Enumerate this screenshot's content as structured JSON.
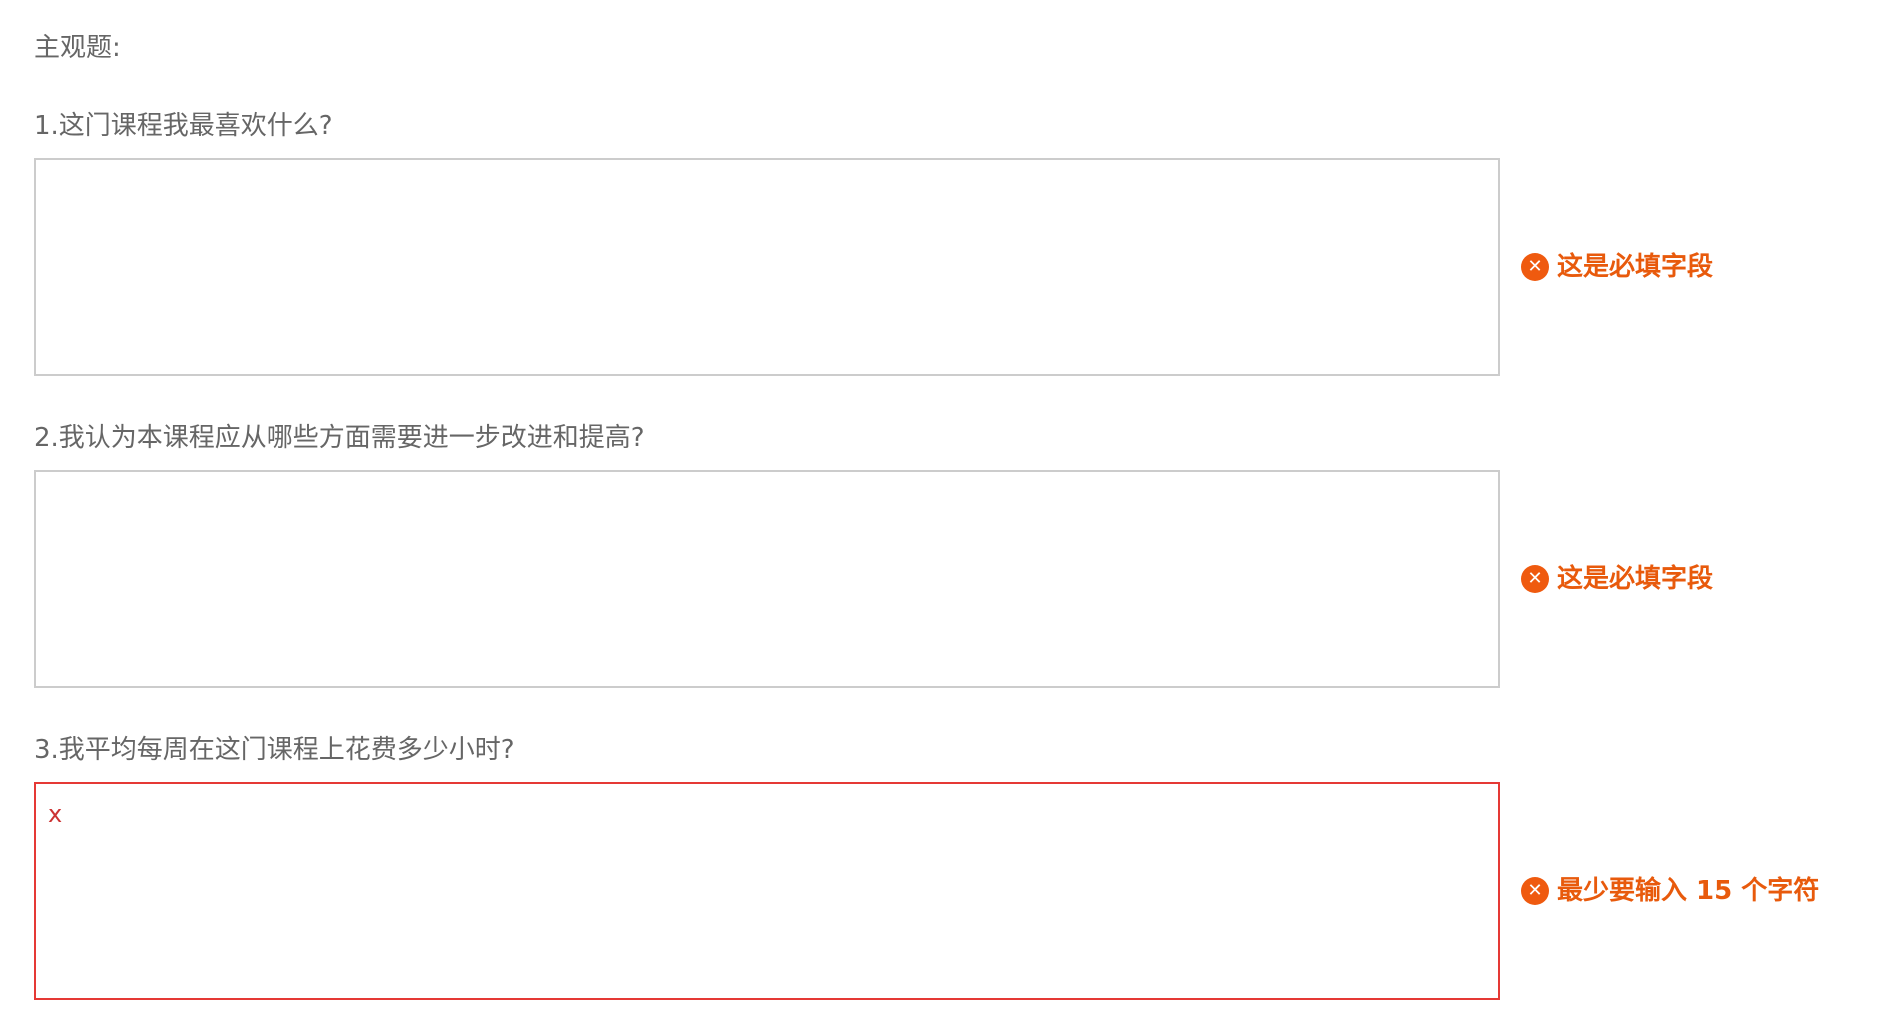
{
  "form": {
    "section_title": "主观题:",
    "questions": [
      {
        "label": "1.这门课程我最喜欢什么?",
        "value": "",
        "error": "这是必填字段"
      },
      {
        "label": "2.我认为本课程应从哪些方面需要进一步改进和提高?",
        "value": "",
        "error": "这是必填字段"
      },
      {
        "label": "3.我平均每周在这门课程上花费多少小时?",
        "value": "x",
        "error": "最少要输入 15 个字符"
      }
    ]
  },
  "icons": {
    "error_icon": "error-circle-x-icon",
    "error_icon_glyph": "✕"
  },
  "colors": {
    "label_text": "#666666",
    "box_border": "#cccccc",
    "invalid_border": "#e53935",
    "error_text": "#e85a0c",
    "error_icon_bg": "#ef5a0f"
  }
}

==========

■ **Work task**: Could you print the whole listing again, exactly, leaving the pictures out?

■ **The answer**:
Enumerate this screenshot's content as structured JSON.
{
  "form": {
    "section_title": "主观题:",
    "questions": [
      {
        "label": "1.这门课程我最喜欢什么?",
        "value": "",
        "error": "这是必填字段"
      },
      {
        "label": "2.我认为本课程应从哪些方面需要进一步改进和提高?",
        "value": "",
        "error": "这是必填字段"
      },
      {
        "label": "3.我平均每周在这门课程上花费多少小时?",
        "value": "x",
        "error": "最少要输入 15 个字符"
      }
    ]
  },
  "icons": {
    "error_icon": "error-circle-x-icon",
    "error_icon_glyph": "✕"
  },
  "colors": {
    "label_text": "#666666",
    "box_border": "#cccccc",
    "invalid_border": "#e53935",
    "error_text": "#e85a0c",
    "error_icon_bg": "#ef5a0f"
  }
}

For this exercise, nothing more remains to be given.